    For example, if you take a license plate off your car and put it on your boat, its still a license plate for a car.

    The public purpose remains unchanged by private purposes or personal intentions.

  18. Spunky...
    Posted December 4, 2012 at 1:15 am | Permalink

    @ bman

    By stating the public purpose of fishing licenses (the regulation of catching fish), you have correctly identified the public purpose of fishing licenses as far as I understand them. But your earlier ascribed purpose of "catching fish" was not necessarily true because "catching fish" is a private purpose and not a public one. Therefore, I stand by my original statement that fishing licenses are not necessarily for "catching fish." It seems you agree.

    Your analogy does hold in the sense that there is a public purpose to catching fish and a single public purpose to issuing marriage licenses (again, I dispute the latter, but let's assume it for now). The new problem now is that I'm not sure how it applies to gay couples reproducing. I know you say "[gay couples] are rejected because same sex couples do not have a rational right to sexually reproduce," but I have no idea what this means. Would you mind explaining the meaning of "rational right"? This will also make clear what it is you believe the public purpose of marriage to be.

  19. Spunky...
    Posted December 4, 2012 at 1:16 am | Permalink

    @ bman

    By stating the public purpose of fishing licenses (the regulation of catching fish), you have correctly identified the public purpose of fishing licenses as far as I understand them. But your earlier ascribed purpose of "catching fish" was not necessarily true because "catching fish" is a private purpose and not a public one. Therefore, I stand by my original statement that fishing licenses are not necessarily for "catching fish." It seems you agree.

  20. Spunky...
    Posted December 4, 2012 at 1:16 am | Permalink
      @ bman (part 2)

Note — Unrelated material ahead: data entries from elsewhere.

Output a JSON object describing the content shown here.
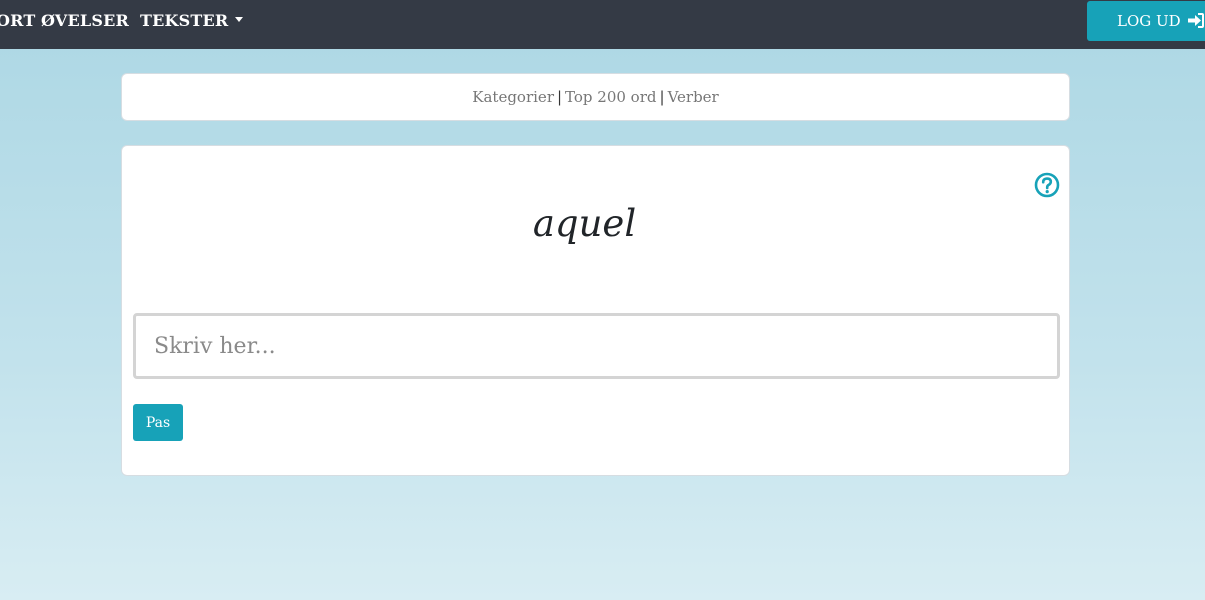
{
  "nav": {
    "items": [
      {
        "label": "ORT"
      },
      {
        "label": "ØVELSER"
      },
      {
        "label": "TEKSTER"
      }
    ],
    "logout_label": "LOG UD"
  },
  "subnav": {
    "links": [
      "Kategorier",
      "Top 200 ord",
      "Verber"
    ],
    "separator": "|"
  },
  "exercise": {
    "word": "aquel",
    "input_placeholder": "Skriv her...",
    "input_value": "",
    "pass_label": "Pas"
  },
  "colors": {
    "navbar": "#343a45",
    "accent": "#17a2b8",
    "background_top": "#acd7e4",
    "background_bottom": "#d8edf3"
  },
  "icons": {
    "logout": "sign-in-icon",
    "help": "question-circle-icon",
    "dropdown": "caret-down-icon"
  }
}
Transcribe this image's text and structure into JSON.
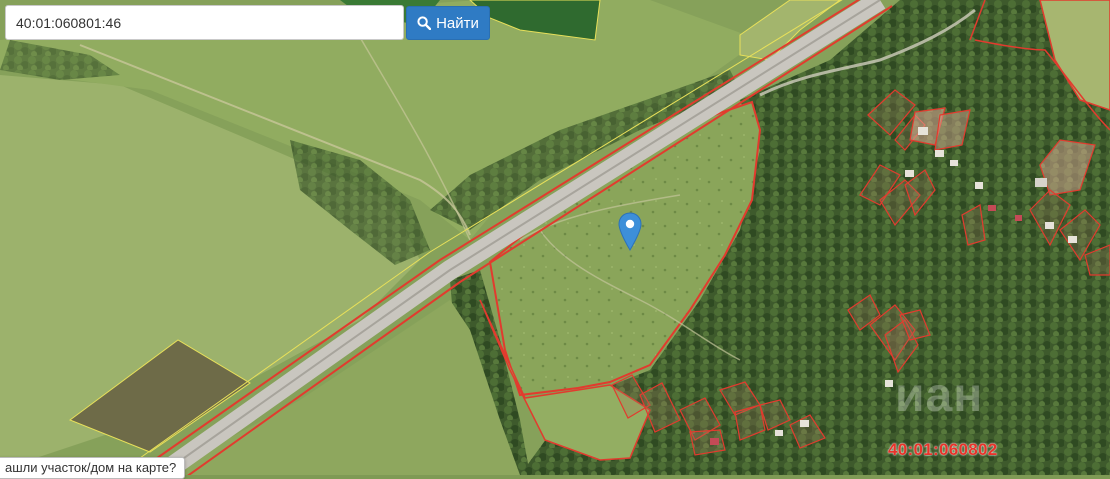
{
  "search": {
    "value": "40:01:060801:46",
    "button_label": "Найти",
    "button_icon": "search-icon"
  },
  "map": {
    "cadastral_label": "40:01:060802",
    "watermark": "иан",
    "hint": "ашли участок/дом на карте?",
    "colors": {
      "boundary": "#e23b2e",
      "parcel_yellow": "#e8e05a",
      "accent": "#2f7bc4",
      "marker": "#3d8fd9"
    }
  }
}
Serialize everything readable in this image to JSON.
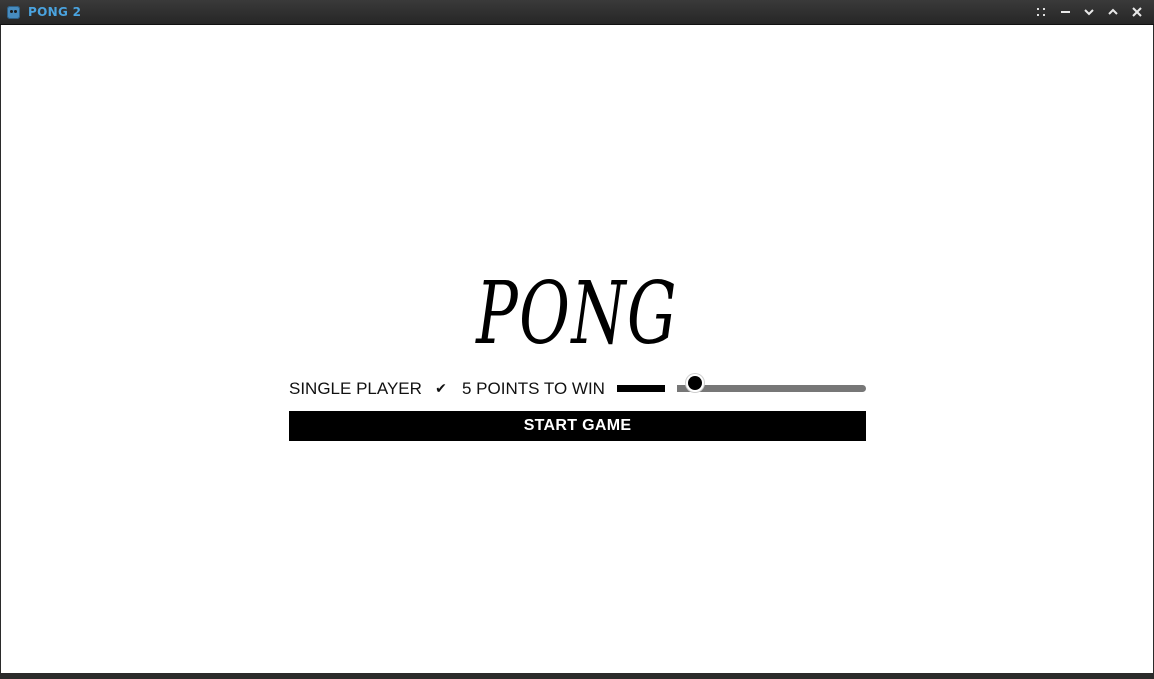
{
  "window": {
    "title": "PONG 2",
    "icon": "godot-icon",
    "controls": [
      {
        "name": "menu-dots-icon",
        "glyph": ""
      },
      {
        "name": "minimize-icon",
        "glyph": ""
      },
      {
        "name": "chevron-down-icon",
        "glyph": "⌄"
      },
      {
        "name": "chevron-up-icon",
        "glyph": "⌃"
      },
      {
        "name": "close-icon",
        "glyph": "✕"
      }
    ]
  },
  "menu": {
    "title": "PONG",
    "single_player": {
      "label": "SINGLE PLAYER",
      "checked": true,
      "check_glyph": "✔"
    },
    "points_to_win": {
      "label": "5 POINTS TO WIN",
      "value_fraction": 0.31
    },
    "start_button": "START GAME"
  },
  "colors": {
    "title_text": "#4aa3df",
    "background": "#ffffff",
    "button": "#000000",
    "track": "#777777"
  }
}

      Your analogy does hold in the sense that there is a public purpose to catching fish and a single public purpose to issuing marriage licenses (again, I dispute the latter, but let's assume it for now). The new problem now is that I'm not sure how it applies to gay couples reproducing. I know you say "[gay couples] are rejected because same sex couples do not have a rational right to sexually reproduce," but I have no idea what this means. Would you mind explaining the meaning of "rational right"? This will also make clear what it is you believe the public purpose of marriage to be.

  21. Spunky...
    Posted December 4, 2012 at 1:17 am | Permalink

    Your analogy does hold in the sense that there is a public purpose to catching fish and a single public purpose to issuing marriage licenses (again, I dispute the latter, but let's assume it for now). The new problem now is that I'm not sure how it applies to gay couples reproducing. I know you say "[gay couples] are rejected because same sex couples do not have a rational right to sexually reproduce," but I have no idea what this means. Would you mind explaining the meaning of "rational right"?

  22. Spunky...
    Posted December 4, 2012 at 1:18 am | Permalink

    I am not sure how it applies to gay couples reproducing. I know you say "[gay couples] are rejected because same sex couples do not have a rational right to sexually reproduce," but I have no idea what this means. Would you mind explaining the meaning of "rational right"? This will also make clear what it is you believe the public purpose of marriage to be.

  23. Chairm
    Posted December 4, 2012 at 12:28 pm | Permalink

    bman, it is an apt analogy.

    Fishing licenses are for fishing, not for, say, hunting bears in the zoo.

    Marriage licenses are for marriage, not for non-marriage. No one-sexed scenario is marital, as the logic offered by SSMers has demonstrated time and again.